WORK ORDER
Find every line of the records that has "Server" and return it.

Interface dataset entries
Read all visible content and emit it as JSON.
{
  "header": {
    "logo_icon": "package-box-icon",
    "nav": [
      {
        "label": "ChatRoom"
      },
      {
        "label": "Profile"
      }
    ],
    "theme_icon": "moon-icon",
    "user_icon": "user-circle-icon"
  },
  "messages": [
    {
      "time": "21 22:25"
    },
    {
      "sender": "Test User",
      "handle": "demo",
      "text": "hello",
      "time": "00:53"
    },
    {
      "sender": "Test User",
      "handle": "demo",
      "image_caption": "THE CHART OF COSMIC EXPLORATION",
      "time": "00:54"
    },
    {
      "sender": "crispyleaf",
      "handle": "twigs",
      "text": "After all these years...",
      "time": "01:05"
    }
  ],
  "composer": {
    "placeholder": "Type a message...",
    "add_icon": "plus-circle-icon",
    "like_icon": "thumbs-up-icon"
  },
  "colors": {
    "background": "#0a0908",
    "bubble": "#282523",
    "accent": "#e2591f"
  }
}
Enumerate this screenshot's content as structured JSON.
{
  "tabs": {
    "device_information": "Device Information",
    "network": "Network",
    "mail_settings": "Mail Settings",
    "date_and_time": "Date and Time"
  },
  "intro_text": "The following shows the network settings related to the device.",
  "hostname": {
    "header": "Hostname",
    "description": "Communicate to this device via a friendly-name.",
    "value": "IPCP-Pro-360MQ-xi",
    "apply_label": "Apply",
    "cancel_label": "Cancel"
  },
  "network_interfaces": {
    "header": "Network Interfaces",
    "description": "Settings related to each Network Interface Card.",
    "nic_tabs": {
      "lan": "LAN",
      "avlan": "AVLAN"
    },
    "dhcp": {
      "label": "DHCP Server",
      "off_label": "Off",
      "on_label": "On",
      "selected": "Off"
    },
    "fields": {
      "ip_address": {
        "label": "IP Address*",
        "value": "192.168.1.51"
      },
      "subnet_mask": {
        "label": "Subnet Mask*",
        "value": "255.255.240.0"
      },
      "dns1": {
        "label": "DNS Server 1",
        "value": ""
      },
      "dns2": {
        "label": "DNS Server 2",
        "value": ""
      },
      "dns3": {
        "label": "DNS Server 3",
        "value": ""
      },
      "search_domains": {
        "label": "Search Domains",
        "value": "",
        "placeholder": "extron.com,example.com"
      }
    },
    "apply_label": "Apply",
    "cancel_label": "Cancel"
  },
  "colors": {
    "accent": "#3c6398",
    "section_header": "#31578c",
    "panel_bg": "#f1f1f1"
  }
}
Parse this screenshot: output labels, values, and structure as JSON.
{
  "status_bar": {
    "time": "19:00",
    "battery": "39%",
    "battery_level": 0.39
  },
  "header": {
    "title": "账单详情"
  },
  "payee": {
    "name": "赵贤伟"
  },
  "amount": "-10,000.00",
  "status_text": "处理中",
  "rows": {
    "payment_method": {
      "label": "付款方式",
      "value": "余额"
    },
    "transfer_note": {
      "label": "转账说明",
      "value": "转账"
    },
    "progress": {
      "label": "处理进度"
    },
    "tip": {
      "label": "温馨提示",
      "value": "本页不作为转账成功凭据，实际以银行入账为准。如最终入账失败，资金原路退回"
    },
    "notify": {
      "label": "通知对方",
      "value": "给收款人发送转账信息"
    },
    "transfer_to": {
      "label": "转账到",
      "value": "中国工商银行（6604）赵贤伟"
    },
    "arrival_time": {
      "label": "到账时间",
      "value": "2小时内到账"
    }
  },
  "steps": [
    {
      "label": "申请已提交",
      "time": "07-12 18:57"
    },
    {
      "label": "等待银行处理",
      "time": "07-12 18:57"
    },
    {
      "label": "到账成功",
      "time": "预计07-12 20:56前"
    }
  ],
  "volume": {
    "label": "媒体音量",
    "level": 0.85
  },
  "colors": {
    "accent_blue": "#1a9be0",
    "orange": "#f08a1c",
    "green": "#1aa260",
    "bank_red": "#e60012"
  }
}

EXERCISE SOLUTION
      "label": "DHCP Server",
        "label": "DNS Server 1",
        "label": "DNS Server 2",
        "label": "DNS Server 3",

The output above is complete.